#### The data:
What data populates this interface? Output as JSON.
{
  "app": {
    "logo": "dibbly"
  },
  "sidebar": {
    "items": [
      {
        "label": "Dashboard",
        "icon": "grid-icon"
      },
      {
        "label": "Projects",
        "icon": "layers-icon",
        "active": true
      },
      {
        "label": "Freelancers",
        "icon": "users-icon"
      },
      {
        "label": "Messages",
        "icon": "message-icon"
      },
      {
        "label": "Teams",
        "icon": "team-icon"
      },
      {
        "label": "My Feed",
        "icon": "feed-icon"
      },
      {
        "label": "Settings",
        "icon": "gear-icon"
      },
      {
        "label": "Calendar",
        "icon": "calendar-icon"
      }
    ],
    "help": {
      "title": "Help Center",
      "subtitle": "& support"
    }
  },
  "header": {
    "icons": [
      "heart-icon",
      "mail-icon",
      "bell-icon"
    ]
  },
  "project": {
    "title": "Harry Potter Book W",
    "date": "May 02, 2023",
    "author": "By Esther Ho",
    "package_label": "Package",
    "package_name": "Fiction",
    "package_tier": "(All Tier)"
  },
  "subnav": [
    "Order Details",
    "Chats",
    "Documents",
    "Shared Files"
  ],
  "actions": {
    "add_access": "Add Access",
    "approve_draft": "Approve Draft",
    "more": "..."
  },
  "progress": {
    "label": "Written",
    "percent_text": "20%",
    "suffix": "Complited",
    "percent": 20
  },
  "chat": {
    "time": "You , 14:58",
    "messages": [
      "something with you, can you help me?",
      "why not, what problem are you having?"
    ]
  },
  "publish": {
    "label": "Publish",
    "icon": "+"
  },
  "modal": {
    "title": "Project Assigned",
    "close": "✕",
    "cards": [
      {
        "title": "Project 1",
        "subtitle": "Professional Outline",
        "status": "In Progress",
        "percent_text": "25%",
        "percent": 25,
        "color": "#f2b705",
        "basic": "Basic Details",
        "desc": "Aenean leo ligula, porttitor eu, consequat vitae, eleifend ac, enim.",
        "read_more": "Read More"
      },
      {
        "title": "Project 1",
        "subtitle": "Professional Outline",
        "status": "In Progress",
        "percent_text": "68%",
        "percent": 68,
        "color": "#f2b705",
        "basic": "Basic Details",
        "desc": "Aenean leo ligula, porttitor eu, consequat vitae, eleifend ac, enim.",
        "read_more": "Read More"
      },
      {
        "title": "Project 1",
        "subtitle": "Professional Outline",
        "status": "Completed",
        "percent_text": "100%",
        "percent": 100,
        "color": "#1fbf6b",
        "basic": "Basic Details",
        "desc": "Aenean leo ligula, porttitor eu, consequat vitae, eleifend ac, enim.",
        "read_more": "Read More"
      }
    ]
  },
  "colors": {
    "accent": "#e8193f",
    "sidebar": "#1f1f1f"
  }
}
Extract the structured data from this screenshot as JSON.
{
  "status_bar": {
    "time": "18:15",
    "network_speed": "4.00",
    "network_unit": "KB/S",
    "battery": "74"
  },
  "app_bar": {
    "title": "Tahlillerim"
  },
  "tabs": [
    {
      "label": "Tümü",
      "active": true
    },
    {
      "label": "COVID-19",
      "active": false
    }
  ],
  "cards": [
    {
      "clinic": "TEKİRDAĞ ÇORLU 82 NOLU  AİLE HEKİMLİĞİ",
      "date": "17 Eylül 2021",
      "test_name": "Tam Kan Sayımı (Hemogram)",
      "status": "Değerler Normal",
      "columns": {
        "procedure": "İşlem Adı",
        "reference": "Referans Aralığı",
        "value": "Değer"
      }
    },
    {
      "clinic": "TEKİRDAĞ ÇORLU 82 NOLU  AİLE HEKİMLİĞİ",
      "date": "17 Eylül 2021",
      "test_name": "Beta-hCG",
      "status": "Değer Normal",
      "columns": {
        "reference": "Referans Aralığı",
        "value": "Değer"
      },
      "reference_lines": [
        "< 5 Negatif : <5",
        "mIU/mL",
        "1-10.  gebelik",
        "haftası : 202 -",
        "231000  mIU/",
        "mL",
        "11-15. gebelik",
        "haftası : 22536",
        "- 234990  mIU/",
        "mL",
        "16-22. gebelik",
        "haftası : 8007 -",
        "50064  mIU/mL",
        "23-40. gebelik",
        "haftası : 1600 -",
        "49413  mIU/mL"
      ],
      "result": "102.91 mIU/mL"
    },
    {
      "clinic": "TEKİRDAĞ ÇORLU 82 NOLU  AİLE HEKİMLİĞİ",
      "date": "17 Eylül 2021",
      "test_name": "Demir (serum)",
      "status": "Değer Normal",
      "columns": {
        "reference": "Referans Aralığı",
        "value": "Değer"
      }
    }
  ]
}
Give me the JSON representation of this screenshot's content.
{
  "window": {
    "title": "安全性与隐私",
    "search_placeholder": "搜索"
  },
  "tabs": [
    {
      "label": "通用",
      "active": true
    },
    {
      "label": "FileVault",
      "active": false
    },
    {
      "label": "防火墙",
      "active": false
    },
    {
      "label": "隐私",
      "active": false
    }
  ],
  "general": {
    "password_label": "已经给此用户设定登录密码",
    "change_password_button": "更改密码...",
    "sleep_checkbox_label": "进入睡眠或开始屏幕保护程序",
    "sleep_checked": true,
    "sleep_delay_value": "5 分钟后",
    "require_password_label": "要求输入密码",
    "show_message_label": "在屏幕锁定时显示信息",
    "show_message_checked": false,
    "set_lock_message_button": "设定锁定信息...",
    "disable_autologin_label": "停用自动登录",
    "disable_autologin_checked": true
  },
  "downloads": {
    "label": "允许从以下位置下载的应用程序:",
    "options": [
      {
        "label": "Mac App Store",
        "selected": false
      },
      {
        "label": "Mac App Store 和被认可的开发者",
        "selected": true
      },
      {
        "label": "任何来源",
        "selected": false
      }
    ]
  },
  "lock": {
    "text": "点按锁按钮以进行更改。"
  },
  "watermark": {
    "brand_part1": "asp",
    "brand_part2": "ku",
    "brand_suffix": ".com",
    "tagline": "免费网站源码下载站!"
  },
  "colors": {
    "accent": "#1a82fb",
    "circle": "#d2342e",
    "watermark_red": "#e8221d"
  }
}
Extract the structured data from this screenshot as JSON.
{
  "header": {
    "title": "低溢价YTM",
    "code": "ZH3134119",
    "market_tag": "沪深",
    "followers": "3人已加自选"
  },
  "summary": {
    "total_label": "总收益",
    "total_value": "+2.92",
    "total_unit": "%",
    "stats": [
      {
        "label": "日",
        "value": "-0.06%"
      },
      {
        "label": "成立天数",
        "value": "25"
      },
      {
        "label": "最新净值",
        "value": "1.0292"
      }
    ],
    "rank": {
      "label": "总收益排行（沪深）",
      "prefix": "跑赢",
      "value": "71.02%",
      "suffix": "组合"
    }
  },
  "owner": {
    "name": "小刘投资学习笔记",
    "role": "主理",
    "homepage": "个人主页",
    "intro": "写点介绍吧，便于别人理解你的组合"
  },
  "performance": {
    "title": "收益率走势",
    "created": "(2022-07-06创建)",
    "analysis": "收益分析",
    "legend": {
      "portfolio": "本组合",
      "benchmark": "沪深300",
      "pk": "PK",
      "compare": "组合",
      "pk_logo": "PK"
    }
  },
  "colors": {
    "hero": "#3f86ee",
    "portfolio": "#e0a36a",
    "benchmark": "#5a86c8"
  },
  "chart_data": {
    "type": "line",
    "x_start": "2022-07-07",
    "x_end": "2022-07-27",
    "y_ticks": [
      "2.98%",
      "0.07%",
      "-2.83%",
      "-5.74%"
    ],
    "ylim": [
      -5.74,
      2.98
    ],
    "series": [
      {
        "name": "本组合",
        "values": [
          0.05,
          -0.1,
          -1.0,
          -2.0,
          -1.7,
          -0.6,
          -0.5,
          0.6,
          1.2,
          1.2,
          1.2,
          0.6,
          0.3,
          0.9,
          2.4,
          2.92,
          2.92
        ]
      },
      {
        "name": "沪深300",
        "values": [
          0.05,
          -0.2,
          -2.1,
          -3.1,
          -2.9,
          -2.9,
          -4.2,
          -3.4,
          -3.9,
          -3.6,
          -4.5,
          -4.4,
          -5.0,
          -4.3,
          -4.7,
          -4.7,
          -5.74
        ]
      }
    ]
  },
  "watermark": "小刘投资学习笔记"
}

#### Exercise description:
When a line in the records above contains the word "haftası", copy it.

#### Response to the exercise:
        "haftası : 202 -",
        "haftası : 22536",
        "haftası : 8007 -",
        "haftası : 1600 -",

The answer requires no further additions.